** TASK TO CARRY OUT **
Collect each line of the records containing the string "from".

** INFORMATION SUPPLIED **
★ ★ ★ ★ ★

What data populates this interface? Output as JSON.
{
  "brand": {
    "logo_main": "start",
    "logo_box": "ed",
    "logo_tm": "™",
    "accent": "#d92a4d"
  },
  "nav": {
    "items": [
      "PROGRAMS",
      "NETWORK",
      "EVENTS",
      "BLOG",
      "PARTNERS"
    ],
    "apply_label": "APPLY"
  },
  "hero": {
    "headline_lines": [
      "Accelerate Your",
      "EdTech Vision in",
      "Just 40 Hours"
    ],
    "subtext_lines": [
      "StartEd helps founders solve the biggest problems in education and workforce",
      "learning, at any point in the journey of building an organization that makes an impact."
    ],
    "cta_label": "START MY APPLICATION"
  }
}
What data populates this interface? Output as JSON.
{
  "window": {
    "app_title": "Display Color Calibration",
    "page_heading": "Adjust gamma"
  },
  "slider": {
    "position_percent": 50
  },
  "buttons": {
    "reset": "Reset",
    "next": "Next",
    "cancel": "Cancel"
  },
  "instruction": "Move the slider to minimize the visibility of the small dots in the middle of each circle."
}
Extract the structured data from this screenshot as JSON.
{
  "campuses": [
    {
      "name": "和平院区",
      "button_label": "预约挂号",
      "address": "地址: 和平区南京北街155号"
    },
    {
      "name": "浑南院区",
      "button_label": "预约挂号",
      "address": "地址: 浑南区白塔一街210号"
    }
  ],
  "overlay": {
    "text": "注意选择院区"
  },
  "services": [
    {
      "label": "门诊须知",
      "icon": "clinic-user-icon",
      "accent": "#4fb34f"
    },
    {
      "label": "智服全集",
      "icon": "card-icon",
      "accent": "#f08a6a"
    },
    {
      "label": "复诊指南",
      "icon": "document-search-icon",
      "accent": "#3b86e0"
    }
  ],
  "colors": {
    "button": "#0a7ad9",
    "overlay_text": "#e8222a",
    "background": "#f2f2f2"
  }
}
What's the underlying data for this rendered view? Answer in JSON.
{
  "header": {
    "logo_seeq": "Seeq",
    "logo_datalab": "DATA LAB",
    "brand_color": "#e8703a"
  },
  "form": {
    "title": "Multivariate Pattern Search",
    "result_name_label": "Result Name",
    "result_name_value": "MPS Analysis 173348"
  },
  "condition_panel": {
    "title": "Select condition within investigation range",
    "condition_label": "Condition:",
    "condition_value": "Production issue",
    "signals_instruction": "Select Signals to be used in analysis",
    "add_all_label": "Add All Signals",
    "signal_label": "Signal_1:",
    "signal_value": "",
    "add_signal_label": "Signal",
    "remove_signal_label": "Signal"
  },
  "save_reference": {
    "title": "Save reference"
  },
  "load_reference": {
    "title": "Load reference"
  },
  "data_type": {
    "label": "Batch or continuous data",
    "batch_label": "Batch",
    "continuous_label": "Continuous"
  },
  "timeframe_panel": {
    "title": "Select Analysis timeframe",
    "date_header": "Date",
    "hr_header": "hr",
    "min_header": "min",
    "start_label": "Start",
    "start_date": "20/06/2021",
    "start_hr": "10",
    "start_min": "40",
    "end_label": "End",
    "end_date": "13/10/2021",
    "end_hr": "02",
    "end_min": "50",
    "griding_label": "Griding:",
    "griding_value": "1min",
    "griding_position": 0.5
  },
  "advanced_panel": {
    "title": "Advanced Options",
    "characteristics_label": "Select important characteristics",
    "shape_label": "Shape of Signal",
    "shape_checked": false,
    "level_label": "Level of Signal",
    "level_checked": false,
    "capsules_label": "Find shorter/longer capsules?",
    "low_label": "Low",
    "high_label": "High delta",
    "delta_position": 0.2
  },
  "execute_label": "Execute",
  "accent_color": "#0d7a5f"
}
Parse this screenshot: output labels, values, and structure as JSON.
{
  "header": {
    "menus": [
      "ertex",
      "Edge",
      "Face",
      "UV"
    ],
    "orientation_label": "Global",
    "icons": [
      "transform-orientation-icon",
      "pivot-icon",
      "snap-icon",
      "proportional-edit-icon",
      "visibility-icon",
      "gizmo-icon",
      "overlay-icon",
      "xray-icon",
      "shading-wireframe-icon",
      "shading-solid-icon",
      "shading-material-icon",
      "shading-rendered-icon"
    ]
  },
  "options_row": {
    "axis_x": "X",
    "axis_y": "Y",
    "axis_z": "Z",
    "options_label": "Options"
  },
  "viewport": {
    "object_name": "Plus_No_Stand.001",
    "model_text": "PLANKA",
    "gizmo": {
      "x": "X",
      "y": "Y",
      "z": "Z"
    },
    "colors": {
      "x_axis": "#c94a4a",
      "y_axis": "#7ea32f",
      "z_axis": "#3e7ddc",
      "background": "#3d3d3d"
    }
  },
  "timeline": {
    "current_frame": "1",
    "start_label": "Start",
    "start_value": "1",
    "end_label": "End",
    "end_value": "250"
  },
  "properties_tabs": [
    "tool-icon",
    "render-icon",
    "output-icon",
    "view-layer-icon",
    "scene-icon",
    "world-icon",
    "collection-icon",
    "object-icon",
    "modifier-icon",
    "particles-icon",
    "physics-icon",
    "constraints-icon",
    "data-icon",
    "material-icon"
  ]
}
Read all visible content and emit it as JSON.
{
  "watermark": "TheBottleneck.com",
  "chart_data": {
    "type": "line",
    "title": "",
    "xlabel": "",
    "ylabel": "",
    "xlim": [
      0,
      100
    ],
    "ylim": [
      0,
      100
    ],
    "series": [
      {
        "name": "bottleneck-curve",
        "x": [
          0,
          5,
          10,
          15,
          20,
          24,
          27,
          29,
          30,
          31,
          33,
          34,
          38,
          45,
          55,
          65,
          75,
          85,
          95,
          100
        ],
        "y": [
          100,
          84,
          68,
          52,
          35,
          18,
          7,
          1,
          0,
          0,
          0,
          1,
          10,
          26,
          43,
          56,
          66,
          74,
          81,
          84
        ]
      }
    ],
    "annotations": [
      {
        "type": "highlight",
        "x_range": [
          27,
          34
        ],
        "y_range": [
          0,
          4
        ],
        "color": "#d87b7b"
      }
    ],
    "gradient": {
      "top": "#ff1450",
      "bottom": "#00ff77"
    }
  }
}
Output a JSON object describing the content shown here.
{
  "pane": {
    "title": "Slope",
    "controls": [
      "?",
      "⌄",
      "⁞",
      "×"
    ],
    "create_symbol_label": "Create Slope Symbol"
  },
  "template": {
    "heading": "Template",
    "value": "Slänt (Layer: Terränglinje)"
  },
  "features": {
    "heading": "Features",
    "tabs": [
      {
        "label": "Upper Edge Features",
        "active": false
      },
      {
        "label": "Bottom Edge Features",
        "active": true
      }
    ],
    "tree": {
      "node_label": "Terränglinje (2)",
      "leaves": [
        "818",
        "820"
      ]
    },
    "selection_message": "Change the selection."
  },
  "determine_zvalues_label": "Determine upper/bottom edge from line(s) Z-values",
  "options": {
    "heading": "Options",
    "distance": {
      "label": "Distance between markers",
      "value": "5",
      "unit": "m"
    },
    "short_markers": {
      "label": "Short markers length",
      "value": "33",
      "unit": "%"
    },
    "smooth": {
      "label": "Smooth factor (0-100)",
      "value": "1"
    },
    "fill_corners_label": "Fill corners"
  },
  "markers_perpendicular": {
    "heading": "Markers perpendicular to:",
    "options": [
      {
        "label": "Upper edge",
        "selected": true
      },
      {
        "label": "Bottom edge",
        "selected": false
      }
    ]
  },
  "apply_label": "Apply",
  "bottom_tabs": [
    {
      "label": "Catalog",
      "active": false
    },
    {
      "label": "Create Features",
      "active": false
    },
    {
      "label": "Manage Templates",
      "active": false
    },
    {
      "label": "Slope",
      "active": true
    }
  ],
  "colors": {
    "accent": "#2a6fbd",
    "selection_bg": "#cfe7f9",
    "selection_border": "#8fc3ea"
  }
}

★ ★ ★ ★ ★

** TASK RESPONSE **
Extract the structured data from this screenshot as JSON.
  "determine_zvalues_label": "Determine upper/bottom edge from line(s) Z-values",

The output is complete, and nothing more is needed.